. Galaxy clusters are the most massive structures in the Universe comprised of hundreds of galaxies and trillions of stars gravitationally bound by the highest amounts of dark matter. The hot gas contained in them emits brightly in the X-rays, thus its temperature and density can be measured. These measurements combined with its pressure profile allowed the researchers to reconstruct the distribution of mass in the clusters. As we know the percentage that dark matter contributes to the total mass of the clusters, the researchers were further able to obtain the distribution of dark matter itself.
Next, they compared their results to cosmological simulations of galaxy clusters formed with CDM and SIDM to investigate how dark matter distribution depends on self-interaction.
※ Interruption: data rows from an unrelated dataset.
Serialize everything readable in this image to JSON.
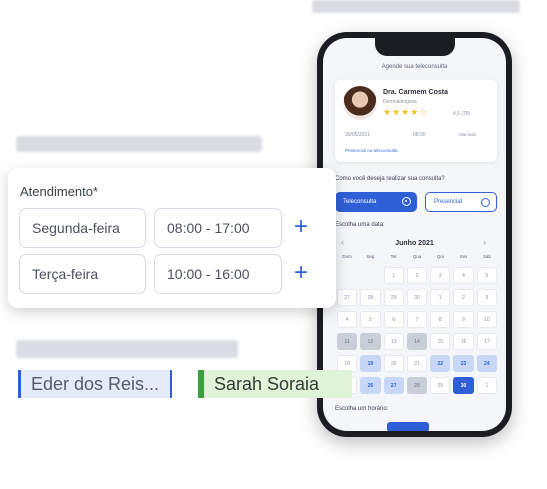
{
  "phone": {
    "screen_title": "Agende sua teleconsulta",
    "doctor": {
      "name": "Dra. Carmem Costa",
      "specialty": "Dermatologista",
      "stars": "★★★★☆",
      "rating": "4,5 (78)",
      "date": "30/05/2021",
      "time": "08:00",
      "status": "Marcado",
      "mode": "Presencial ou teleconsulta"
    },
    "question": "Como você deseja realizar sua consulta?",
    "option_tele": "Teleconsulta",
    "option_presencial": "Presencial",
    "pick_date": "Escolha uma data:",
    "month": "Junho 2021",
    "prev_icon": "chevron-left-icon",
    "next_icon": "chevron-right-icon",
    "weekdays": [
      "Dom",
      "Seg",
      "Ter",
      "Qua",
      "Qui",
      "Sex",
      "Sáb"
    ],
    "calendar": [
      {
        "d": "",
        "s": "empty"
      },
      {
        "d": "",
        "s": "empty"
      },
      {
        "d": "1",
        "s": "blank"
      },
      {
        "d": "2",
        "s": "blank"
      },
      {
        "d": "3",
        "s": "blank"
      },
      {
        "d": "4",
        "s": "blank"
      },
      {
        "d": "5",
        "s": "blank"
      },
      {
        "d": "27",
        "s": "blank"
      },
      {
        "d": "28",
        "s": "blank"
      },
      {
        "d": "29",
        "s": "blank"
      },
      {
        "d": "30",
        "s": "blank"
      },
      {
        "d": "1",
        "s": "blank"
      },
      {
        "d": "2",
        "s": "blank"
      },
      {
        "d": "3",
        "s": "blank"
      },
      {
        "d": "4",
        "s": "blank"
      },
      {
        "d": "5",
        "s": "blank"
      },
      {
        "d": "6",
        "s": "blank"
      },
      {
        "d": "7",
        "s": "blank"
      },
      {
        "d": "8",
        "s": "blank"
      },
      {
        "d": "9",
        "s": "blank"
      },
      {
        "d": "10",
        "s": "blank"
      },
      {
        "d": "11",
        "s": "grey"
      },
      {
        "d": "12",
        "s": "grey"
      },
      {
        "d": "13",
        "s": "blank"
      },
      {
        "d": "14",
        "s": "grey"
      },
      {
        "d": "15",
        "s": "blank"
      },
      {
        "d": "16",
        "s": "blank"
      },
      {
        "d": "17",
        "s": "blank"
      },
      {
        "d": "18",
        "s": "blank"
      },
      {
        "d": "19",
        "s": "blue"
      },
      {
        "d": "20",
        "s": "blank"
      },
      {
        "d": "21",
        "s": "blank"
      },
      {
        "d": "22",
        "s": "blue"
      },
      {
        "d": "23",
        "s": "blue"
      },
      {
        "d": "24",
        "s": "blue"
      },
      {
        "d": "25",
        "s": "blank"
      },
      {
        "d": "26",
        "s": "blue"
      },
      {
        "d": "27",
        "s": "blue"
      },
      {
        "d": "28",
        "s": "grey"
      },
      {
        "d": "29",
        "s": "blank"
      },
      {
        "d": "30",
        "s": "sel"
      },
      {
        "d": "1",
        "s": "blank"
      }
    ],
    "pick_time": "Escolha um horário:"
  },
  "schedule": {
    "title": "Atendimento*",
    "rows": [
      {
        "day": "Segunda-feira",
        "time": "08:00 - 17:00"
      },
      {
        "day": "Terça-feira",
        "time": "10:00 - 16:00"
      }
    ],
    "add_icon": "plus-icon"
  },
  "tags": {
    "first": "Eder dos Reis...",
    "second": "Sarah Soraia"
  },
  "colors": {
    "accent": "#2f5fd6",
    "star": "#f2c21b",
    "green": "#3aa238"
  }
}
Specifically, they explored how the shape of the distribution depends on the SIDM cross-section, a commonly used measure of the probability that a collision between a certain kind of particle and another will happen. In doing so, they derived one of the most precise constraints on the SIDM cross-section to date. According to this constraint, the SIDM cross-section is much smaller, i.e. there are too few (if any) self-interactions, than what is required from theoretical studies to satisfy the core-cusp problem. Does this mean that dark matter cannot interact with itself? No, SIDM may still exist and may even be the solution if found that the cross-section is not constant but instead depends on the collision velocity of the particles. Future studies can take advantage of the method described above to test for the dependence on velocity in different-sized systems, e.g. individual galaxies.
Even though the species and properties of dark matter remain a mystery for now, astrophysicists are looking forward to observational data from soon-to-be-launched space telescopes (e.g. Euclid
) that will be capable of detecting thousands of galaxy clusters. By collecting such amount of data, we will have many opportunities to test possible dark matter models with high precision and come a bit closer to discovering what makes up our Universe.
Eckert, D., Ettori, S., Robertson, A., Massey, R., Pointecouteau, E., Harvey, D., & McCarthy, I. G. (2022). Constraints on dark matter self-interaction from the internal density profiles of X-COP galaxy clusters. Astronomy & Astrophysics, 666, A41. https://doi.org/10.1051/0004-6361/202243205